Day 7: The Importance of Writing Pseudocode
Programming involves solving a lot of abstract problems. It’s always a good idea to tackle this problems by writing a plan first. Without a plan, we might as well just be randomly hitting our keyboards and hoping for the best.
This is what comments and “pseudocode” is for. Pseudocode is basically just typing out what we want to do in English (or your native language). This gives us a written idea of what our actual code should be doing, so that we don’t get lost.
Let’s continue from where we were last time and look at an example.
Here, we want to restrict the bounds of the player’s movement so they can’t go too far up or down. I’ve written a plan of how to do this with comments, and then we can go actually write it with C# code.
What’s nice is that any time our pseudocode has the word “if”, that’s a cue to write an if statement in the actual code.
It’s even more important to do for more complicated behaviors. Here my comments show what we want to do in very basic terms, and also suggest some math that will solve the problem.
We can use Mathf.Abs to turn any number positive, and Mathf.Sign to get the positive or negative sign of a number. We can know to use these functions because that is what is required by the pseudocode.

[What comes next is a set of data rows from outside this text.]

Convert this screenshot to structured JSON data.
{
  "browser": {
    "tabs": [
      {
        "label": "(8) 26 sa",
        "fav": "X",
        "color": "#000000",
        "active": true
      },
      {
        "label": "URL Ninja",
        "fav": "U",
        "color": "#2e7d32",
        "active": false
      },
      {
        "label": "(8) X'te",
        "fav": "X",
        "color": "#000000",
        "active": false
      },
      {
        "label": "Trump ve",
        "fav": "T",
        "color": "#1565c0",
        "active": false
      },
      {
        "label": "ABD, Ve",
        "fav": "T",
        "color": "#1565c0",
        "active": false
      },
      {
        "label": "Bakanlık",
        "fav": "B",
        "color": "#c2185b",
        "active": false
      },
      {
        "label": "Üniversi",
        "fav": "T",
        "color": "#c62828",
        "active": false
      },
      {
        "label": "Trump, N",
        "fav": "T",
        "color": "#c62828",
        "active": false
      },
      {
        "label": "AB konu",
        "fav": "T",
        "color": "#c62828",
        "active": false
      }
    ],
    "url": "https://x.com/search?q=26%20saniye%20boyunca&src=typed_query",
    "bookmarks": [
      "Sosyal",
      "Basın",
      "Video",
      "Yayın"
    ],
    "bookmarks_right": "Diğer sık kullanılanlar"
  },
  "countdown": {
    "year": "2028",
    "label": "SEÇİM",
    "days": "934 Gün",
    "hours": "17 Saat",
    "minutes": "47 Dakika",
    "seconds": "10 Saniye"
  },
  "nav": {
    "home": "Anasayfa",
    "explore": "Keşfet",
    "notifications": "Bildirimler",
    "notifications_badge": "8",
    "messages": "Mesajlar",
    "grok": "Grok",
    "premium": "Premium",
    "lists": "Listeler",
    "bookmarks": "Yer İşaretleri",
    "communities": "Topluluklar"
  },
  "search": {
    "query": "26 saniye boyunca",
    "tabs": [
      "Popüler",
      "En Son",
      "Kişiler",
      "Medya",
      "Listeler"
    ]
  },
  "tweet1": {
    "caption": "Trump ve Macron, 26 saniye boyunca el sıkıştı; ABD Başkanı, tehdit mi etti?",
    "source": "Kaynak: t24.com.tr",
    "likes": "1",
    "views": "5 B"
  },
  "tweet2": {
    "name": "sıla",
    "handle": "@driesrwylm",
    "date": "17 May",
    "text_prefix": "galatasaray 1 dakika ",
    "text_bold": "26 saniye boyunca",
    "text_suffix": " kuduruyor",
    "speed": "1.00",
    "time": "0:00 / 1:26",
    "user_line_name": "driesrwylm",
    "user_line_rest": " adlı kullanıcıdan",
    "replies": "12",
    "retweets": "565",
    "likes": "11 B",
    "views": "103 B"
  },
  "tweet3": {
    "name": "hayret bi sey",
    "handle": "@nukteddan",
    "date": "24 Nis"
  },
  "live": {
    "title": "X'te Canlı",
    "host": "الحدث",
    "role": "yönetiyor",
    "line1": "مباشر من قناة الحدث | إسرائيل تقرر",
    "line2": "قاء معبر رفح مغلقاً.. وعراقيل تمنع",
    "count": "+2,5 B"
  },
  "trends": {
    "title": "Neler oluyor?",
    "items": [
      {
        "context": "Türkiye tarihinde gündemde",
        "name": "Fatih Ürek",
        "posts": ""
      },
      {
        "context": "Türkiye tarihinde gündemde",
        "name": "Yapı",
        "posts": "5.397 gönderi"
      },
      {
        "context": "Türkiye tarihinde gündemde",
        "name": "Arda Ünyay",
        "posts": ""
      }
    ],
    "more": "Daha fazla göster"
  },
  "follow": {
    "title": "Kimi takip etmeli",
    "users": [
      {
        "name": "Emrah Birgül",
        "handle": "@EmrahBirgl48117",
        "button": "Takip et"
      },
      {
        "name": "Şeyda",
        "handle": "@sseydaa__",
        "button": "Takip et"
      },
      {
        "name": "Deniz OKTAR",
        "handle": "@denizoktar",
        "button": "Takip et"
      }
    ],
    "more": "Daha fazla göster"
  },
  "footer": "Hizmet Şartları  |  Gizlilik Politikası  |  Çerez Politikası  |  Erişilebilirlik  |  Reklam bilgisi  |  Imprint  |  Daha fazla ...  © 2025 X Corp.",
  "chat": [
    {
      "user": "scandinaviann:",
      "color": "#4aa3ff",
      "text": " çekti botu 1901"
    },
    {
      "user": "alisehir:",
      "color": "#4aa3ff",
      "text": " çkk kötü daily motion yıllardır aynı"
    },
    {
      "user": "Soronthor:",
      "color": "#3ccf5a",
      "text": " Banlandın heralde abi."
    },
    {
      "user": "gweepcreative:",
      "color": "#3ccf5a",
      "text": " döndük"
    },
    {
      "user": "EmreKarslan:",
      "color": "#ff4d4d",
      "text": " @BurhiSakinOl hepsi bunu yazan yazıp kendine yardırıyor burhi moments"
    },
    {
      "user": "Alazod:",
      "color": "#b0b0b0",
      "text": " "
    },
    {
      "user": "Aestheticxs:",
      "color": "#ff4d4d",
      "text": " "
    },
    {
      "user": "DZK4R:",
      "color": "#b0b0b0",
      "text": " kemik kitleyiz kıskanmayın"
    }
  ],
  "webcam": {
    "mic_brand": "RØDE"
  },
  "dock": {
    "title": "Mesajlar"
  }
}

Here is the end result. The square can only go so far up or down, and it will wrap around the screen if it goes right or left. The power of pseudocode made this very easy to implement without getting stuck for hours.